Back in the day, before cars could drive themselves and phones could send stickers and animations, a Japanese phone company released a set of 176 emojis.
The year was 1999 and the tiny 12-by-12 pixel designs—smiley faces, hearts of the intact and broken variety, cats, and so on—were mainly popular in Japan. In 2010, Unicode Consortium, which now controls emoji standards, translated the emoji into the Unicode standard, which means that a person in France, for example, can send an emoji to a person in the U.S. and it will look the same.

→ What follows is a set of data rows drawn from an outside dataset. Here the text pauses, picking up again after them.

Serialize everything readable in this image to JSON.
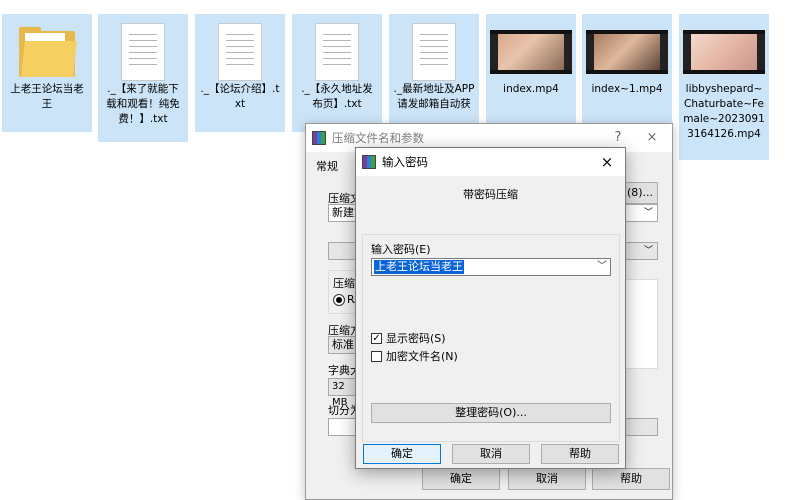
{
  "files": [
    {
      "type": "folder",
      "name": "上老王论坛当老王"
    },
    {
      "type": "text",
      "name": "._【来了就能下载和观看！纯免费！】.txt"
    },
    {
      "type": "text",
      "name": "._【论坛介绍】.txt"
    },
    {
      "type": "text",
      "name": "._【永久地址发布页】.txt"
    },
    {
      "type": "text",
      "name": "._最新地址及APP请发邮箱自动获"
    },
    {
      "type": "video",
      "name": "index.mp4"
    },
    {
      "type": "video",
      "name": "index~1.mp4"
    },
    {
      "type": "video",
      "name": "libbyshepard~Chaturbate~Female~20230913164126.mp4"
    }
  ],
  "back_dialog": {
    "title": "压缩文件名和参数",
    "help_label": "?",
    "close_label": "×",
    "tab_general": "常规",
    "archive_name_label": "压缩文",
    "browse_label": "(8)...",
    "archive_name_value": "新建文",
    "format_label": "压缩",
    "format_radio": "RA",
    "method_label": "压缩方",
    "method_value": "标准",
    "dict_label": "字典大",
    "dict_value": "32 MB",
    "split_label": "切分为",
    "ok": "确定",
    "cancel": "取消",
    "help": "帮助"
  },
  "front_dialog": {
    "title": "输入密码",
    "close_label": "×",
    "caption": "带密码压缩",
    "password_label": "输入密码(E)",
    "password_value": "上老王论坛当老王",
    "show_password": "显示密码(S)",
    "show_password_checked": true,
    "encrypt_names": "加密文件名(N)",
    "encrypt_names_checked": false,
    "manage_button": "整理密码(O)...",
    "ok": "确定",
    "cancel": "取消",
    "help": "帮助"
  },
  "colors": {
    "selection_bg": "#cce4f7",
    "highlight": "#0a64d8"
  }
}
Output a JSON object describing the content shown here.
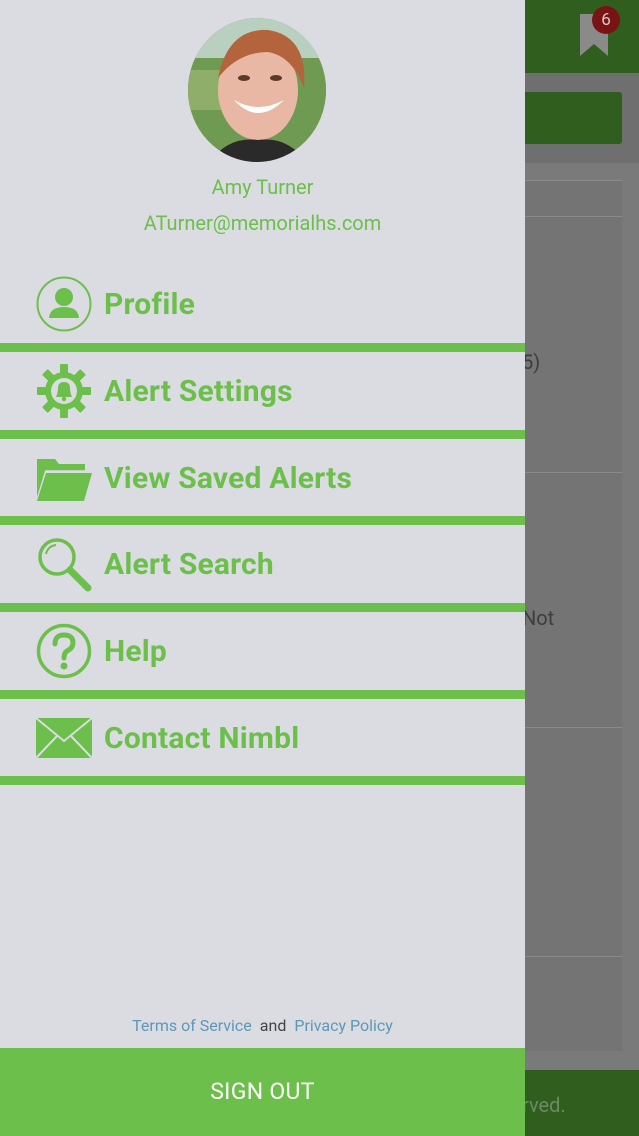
{
  "background": {
    "badge_count": "6",
    "snippet_1": "5)",
    "snippet_2": "Not",
    "footer_text": "rved."
  },
  "user": {
    "name": "Amy Turner",
    "email": "ATurner@memorialhs.com"
  },
  "menu": [
    {
      "label": "Profile",
      "icon": "person-icon"
    },
    {
      "label": "Alert Settings",
      "icon": "gear-bell-icon"
    },
    {
      "label": "View Saved Alerts",
      "icon": "folder-icon"
    },
    {
      "label": "Alert Search",
      "icon": "search-icon"
    },
    {
      "label": "Help",
      "icon": "help-icon"
    },
    {
      "label": "Contact Nimbl",
      "icon": "mail-icon"
    }
  ],
  "footer": {
    "terms": "Terms of Service",
    "and": "and",
    "privacy": "Privacy Policy"
  },
  "signout_label": "SIGN OUT",
  "colors": {
    "accent": "#6bbf4a",
    "drawer_bg": "#dbdce2",
    "link": "#5b98b8"
  }
}
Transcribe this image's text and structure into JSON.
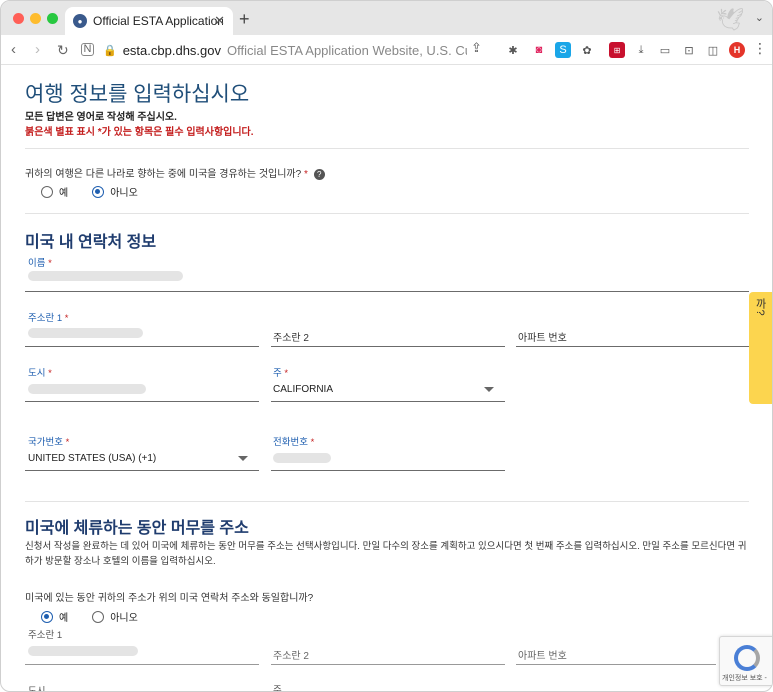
{
  "browser": {
    "tab_title": "Official ESTA Application Website",
    "tab_close": "✕",
    "new_tab": "+",
    "url_domain": "esta.cbp.dhs.gov",
    "url_page_title": "Official ESTA Application Website, U.S. Customs",
    "profile_initial": "H"
  },
  "page": {
    "title": "여행 정보를 입력하십시오",
    "note_english": "모든 답변은 영어로 작성해 주십시오.",
    "note_required": "붉은색 별표 표시 *가 있는 항목은 필수 입력사항입니다.",
    "transit_question": "귀하의 여행은 다른 나라로 향하는 중에 미국을 경유하는 것입니까?",
    "required_mark": "*",
    "transit_yes": "예",
    "transit_no": "아니오",
    "transit_selected": "no",
    "us_contact": {
      "heading": "미국 내 연락처 정보",
      "name_label": "이름",
      "address1_label": "주소란 1",
      "address2_placeholder": "주소란 2",
      "apt_placeholder": "아파트 번호",
      "city_label": "도시",
      "state_label": "주",
      "state_value": "CALIFORNIA",
      "country_code_label": "국가번호",
      "country_code_value": "UNITED STATES (USA) (+1)",
      "phone_label": "전화번호"
    },
    "us_stay": {
      "heading": "미국에 체류하는 동안 머무를 주소",
      "description": "신청서 작성을 완료하는 데 있어 미국에 체류하는 동안 머무를 주소는 선택사항입니다. 만일 다수의 장소를 계획하고 있으시다면 첫 번째 주소를 입력하십시오. 만일 주소를 모르신다면 귀하가 방문할 장소나 호텔의 이름을 입력하십시오.",
      "same_question": "미국에 있는 동안 귀하의 주소가 위의 미국 연락처 주소와 동일합니까?",
      "same_yes": "예",
      "same_no": "아니오",
      "same_selected": "yes",
      "address1_label": "주소란 1",
      "address2_placeholder": "주소란 2",
      "apt_placeholder": "아파트 번호",
      "city_label": "도시",
      "state_label": "주"
    },
    "help_tab": "도움이 필요하십니까?",
    "recaptcha_text": "개인정보 보호 -"
  },
  "colors": {
    "heading_blue": "#1f4e79",
    "label_blue": "#1f5fb0",
    "required_red": "#c41e1e",
    "help_yellow": "#fcd54f"
  },
  "icons": [
    "back-icon",
    "forward-icon",
    "reload-icon",
    "reader-icon",
    "lock-icon",
    "share-icon",
    "help-icon",
    "recaptcha-icon"
  ]
}
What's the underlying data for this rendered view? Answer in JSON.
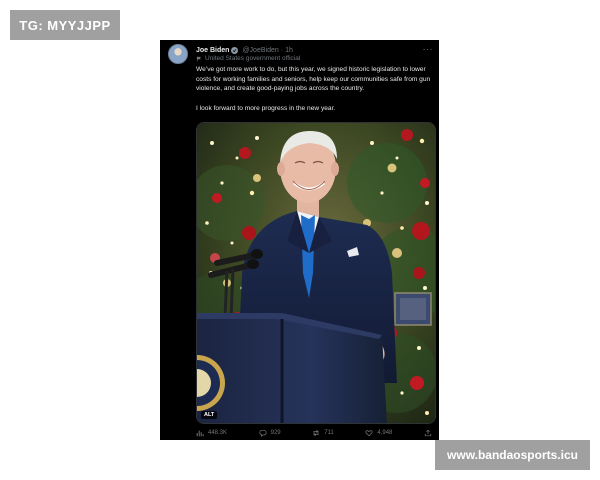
{
  "tag": {
    "label": "TG: MYYJJPP"
  },
  "watermark": {
    "text": "www.bandaosports.icu"
  },
  "tweet": {
    "author_name": "Joe Biden",
    "author_handle": "@JoeBiden",
    "separator": "·",
    "time": "1h",
    "affiliation": "United States government official",
    "body_paragraphs": [
      "We’ve got more work to do, but this year, we signed historic legislation to lower costs for working families and seniors, help keep our communities safe from gun violence, and create good-paying jobs across the country.",
      "I look forward to more progress in the new year."
    ],
    "media_alt_badge": "ALT",
    "stats": {
      "views": "448.3K",
      "replies": "929",
      "retweets": "711",
      "likes": "4,948"
    }
  },
  "colors": {
    "background": "#ffffff",
    "tweet_background": "#000000",
    "label_gray": "#a0a0a0",
    "secondary_text": "#71767b"
  }
}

New York’s Museum of Modern Art says it has acquired original set of 176 emojis. They were a gift to the museum from the phone company, Nippon Telegraph and Telephone.